infant boy crawling with a material tunnel

  • Cognitive and Motor Skills: Lastly, learning to sit independently requires cognitive and motor skills. Babies must learn to plan and execute movements, anticipate changes in their environment, and problem-solve as they navigate the challenges of sitting upright. Attention, planning, and self-regulation are all essential to help a baby sit.

Simple Tips to Encourage Baby to Sit

Now that you know what skills your little one needs to learn to sit upright, let’s look at what you can do to help your baby learn, grow and sit.

Begin with Supported Sitting.

Babies sit more easily when they have a little support, so this will be necessary in the beginning.

You can gently pull your baby into a seated position on your lap or on a firm surface, such as a cushion or play mat. Use your hands to provide support around your baby’s hips and upper body while they explore the sensation of sitting upright.

Providing a stable base of support will help your baby feel more secure and balanced. Avoid holding your little one too tightly or forcing them into a sitting position, as this can hinder their natural development.

Bring In Some Tools

Place cushions or pillows around your baby to provide extra support and cushioning while they practice sitting. Positioning cushions behind and beside your baby can help prevent falls and create a safe environment for exploration.

You may also want to consider supportive aids such as a Boppy pillow or sit-me-up seat to help prop your baby up in a seated position. These supportive devices provide additional stability and can help your baby feel more secure. However, it’s important to use these tools in moderation and to follow safety guidelines.

 a baby sitting in front of a basket with purple balls

Encourage Tummy Time

Tummy time is essential for building the strength and muscle control needed for sitting. Encourage your baby to spend time on their tummy during supervised play, gradually increasing the duration as they grow stronger. By the time your little one is 3 months of age, they should be engaging in tummy time for at least an hour a day.

Use Toys and Props

Place toys or objects just out of your baby’s reach to motivate your baby to sit up and reach for them.
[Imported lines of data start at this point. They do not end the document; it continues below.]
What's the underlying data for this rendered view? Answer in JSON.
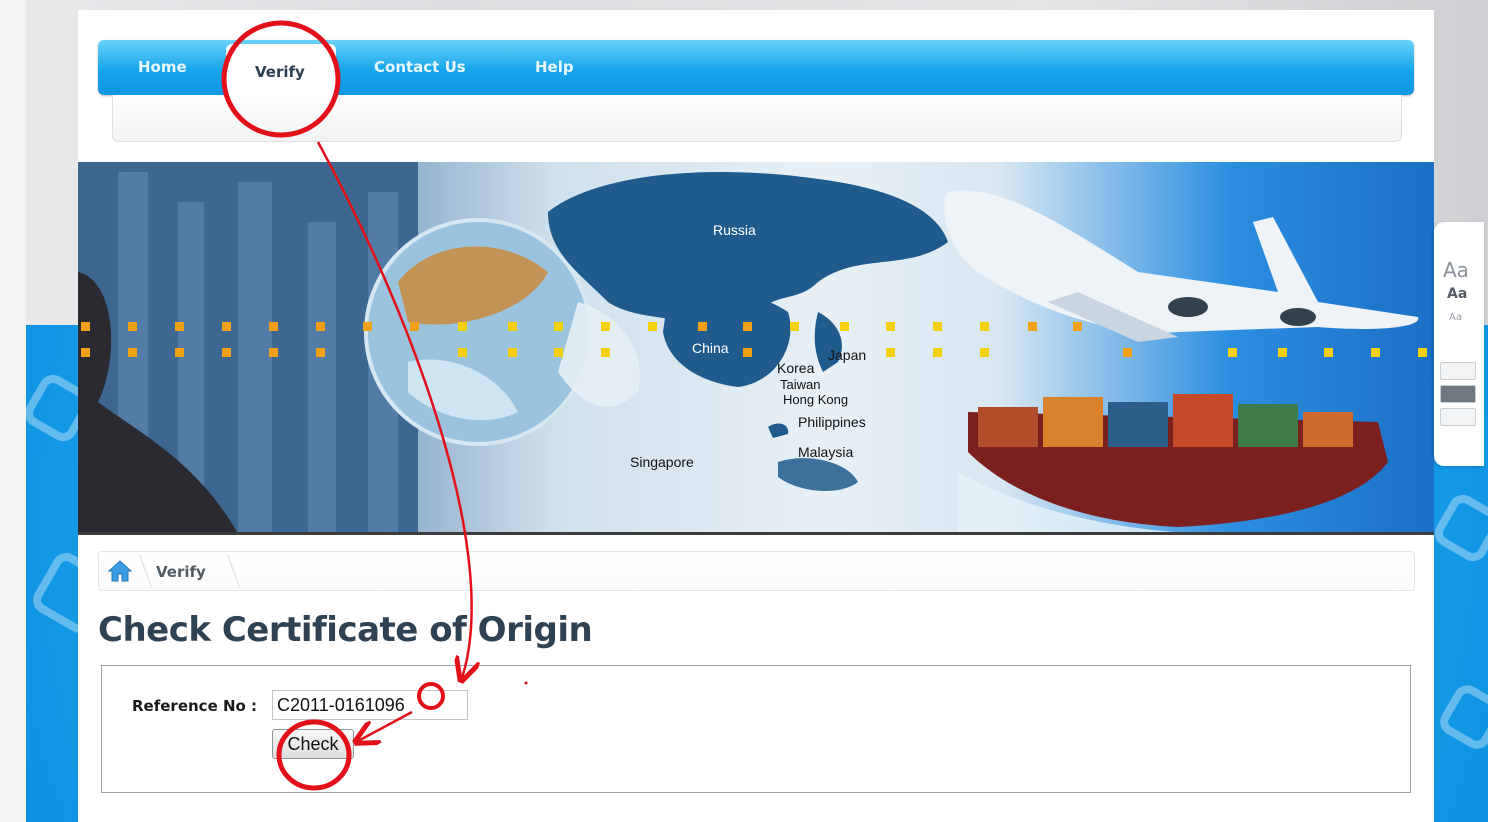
{
  "nav": {
    "items": [
      "Home",
      "Verify",
      "Contact Us",
      "Help"
    ],
    "active": "Verify"
  },
  "banner": {
    "map_labels": {
      "russia": "Russia",
      "china": "China",
      "japan": "Japan",
      "korea": "Korea",
      "taiwan": "Taiwan",
      "hongkong": "Hong Kong",
      "philippines": "Philippines",
      "malaysia": "Malaysia",
      "singapore": "Singapore"
    }
  },
  "breadcrumb": {
    "home_icon": "home-icon",
    "current": "Verify"
  },
  "page": {
    "title": "Check Certificate of Origin"
  },
  "form": {
    "reference_label": "Reference No :",
    "reference_value": "C2011-0161096",
    "check_label": "Check"
  },
  "font_size_widget": {
    "large": "Aa",
    "medium": "Aa",
    "small": "Aa"
  },
  "colors": {
    "nav_blue": "#16a5ea",
    "title_dark": "#2e4253",
    "annotation_red": "#e3101a"
  }
}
Use colorful and engaging toys to capture your baby’s interest and encourage them to maintain a seated position while playing. Soft, lightweight toys that can be easily grasped are ideal for promoting reaching and grasping skills.

babies sit in a parent-child class at the little gym
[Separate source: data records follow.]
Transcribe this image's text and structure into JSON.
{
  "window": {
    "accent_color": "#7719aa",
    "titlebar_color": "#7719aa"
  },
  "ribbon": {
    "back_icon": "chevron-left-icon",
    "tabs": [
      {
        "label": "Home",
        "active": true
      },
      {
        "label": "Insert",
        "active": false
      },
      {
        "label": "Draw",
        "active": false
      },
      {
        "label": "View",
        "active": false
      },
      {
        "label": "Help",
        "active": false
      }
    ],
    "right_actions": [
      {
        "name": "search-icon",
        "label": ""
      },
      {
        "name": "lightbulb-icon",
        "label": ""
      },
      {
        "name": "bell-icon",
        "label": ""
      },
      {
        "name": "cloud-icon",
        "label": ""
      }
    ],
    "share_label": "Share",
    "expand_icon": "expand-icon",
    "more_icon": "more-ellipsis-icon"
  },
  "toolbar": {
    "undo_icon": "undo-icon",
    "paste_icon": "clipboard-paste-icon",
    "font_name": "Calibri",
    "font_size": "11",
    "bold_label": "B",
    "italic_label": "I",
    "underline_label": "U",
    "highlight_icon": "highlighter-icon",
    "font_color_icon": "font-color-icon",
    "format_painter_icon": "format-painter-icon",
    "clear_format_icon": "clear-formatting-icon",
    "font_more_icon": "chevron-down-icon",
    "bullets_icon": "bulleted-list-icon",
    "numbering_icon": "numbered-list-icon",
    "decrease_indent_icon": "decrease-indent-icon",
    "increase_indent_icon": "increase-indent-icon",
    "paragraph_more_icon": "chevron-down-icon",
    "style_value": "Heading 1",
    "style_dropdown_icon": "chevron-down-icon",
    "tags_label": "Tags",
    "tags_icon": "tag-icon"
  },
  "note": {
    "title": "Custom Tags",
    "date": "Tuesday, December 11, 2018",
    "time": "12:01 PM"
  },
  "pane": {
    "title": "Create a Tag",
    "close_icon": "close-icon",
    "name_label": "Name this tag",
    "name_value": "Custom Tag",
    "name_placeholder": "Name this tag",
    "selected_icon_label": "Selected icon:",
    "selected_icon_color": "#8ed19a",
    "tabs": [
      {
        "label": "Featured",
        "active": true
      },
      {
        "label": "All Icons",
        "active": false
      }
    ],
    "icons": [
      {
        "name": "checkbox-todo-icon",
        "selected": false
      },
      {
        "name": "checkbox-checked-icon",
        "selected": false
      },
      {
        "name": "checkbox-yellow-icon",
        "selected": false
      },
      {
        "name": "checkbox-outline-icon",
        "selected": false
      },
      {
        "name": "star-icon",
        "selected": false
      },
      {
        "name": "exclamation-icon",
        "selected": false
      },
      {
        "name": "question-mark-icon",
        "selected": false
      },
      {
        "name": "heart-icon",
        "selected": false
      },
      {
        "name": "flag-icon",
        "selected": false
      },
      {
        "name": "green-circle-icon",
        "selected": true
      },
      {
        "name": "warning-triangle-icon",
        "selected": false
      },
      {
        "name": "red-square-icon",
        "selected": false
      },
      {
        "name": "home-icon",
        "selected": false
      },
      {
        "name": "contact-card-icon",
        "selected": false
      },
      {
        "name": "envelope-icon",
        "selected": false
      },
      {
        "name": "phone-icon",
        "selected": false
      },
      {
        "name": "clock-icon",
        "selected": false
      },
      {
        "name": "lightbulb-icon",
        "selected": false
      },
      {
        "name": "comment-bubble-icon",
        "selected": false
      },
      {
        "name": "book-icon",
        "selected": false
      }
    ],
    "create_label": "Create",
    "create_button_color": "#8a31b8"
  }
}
Be Patient and Supportive

As your baby develops and learns to sit upright, it’s important to understand that each milestone is going to take some time – patience is key.
Be supportive as your baby learns this new skill, and avoid putting pressure on them to achieve milestones by a certain date. Celebrate your little one’s efforts and progress, and enjoy the journey of watching them grow and develop.
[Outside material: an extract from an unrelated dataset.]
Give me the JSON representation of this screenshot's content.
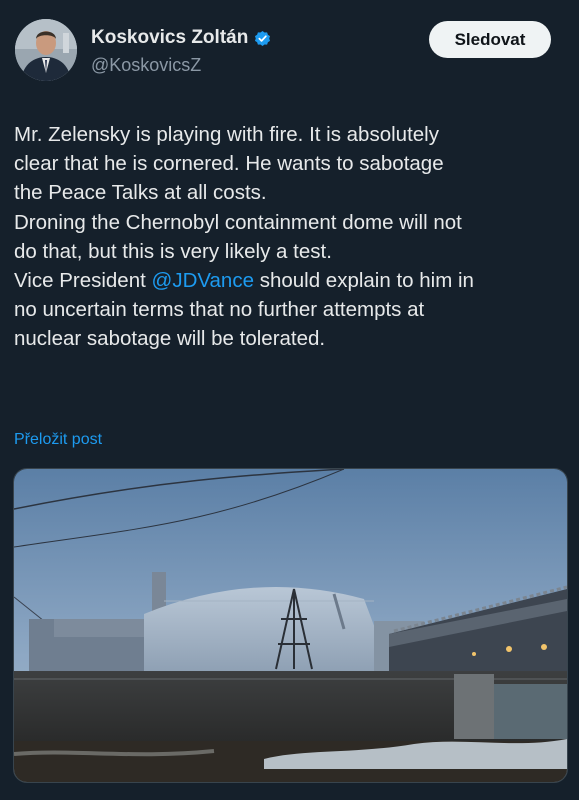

Join a Parent-Child Class at The Little Gym

If you’re keen to see your little one reach those important developmental milestones, but wouldn’t mind a bit of support, a parent-child class is the answer.

At The Little Gym, we are passionate about child development and have created several age-appropriate classes that are designed to help infants and toddlers navigate their developmental milestones in a fun and supportive environment.

A boy is crawling

Our Bugs classes are perfect for parents who want to encourage their babies to sit unsupported and take some time to bond with them.

With the guidance of our qualified instructors, your little one will get to engage in a range of activities that will help them build those all-important upper body muscles required for sitting.

All of our activities also take place in a supportive environment that is filled with color and music, exactly what babies need to have wonderful sensory experiences that benefit them on every level.

Find out more about our Bugs classes by finding The Little Gym near you.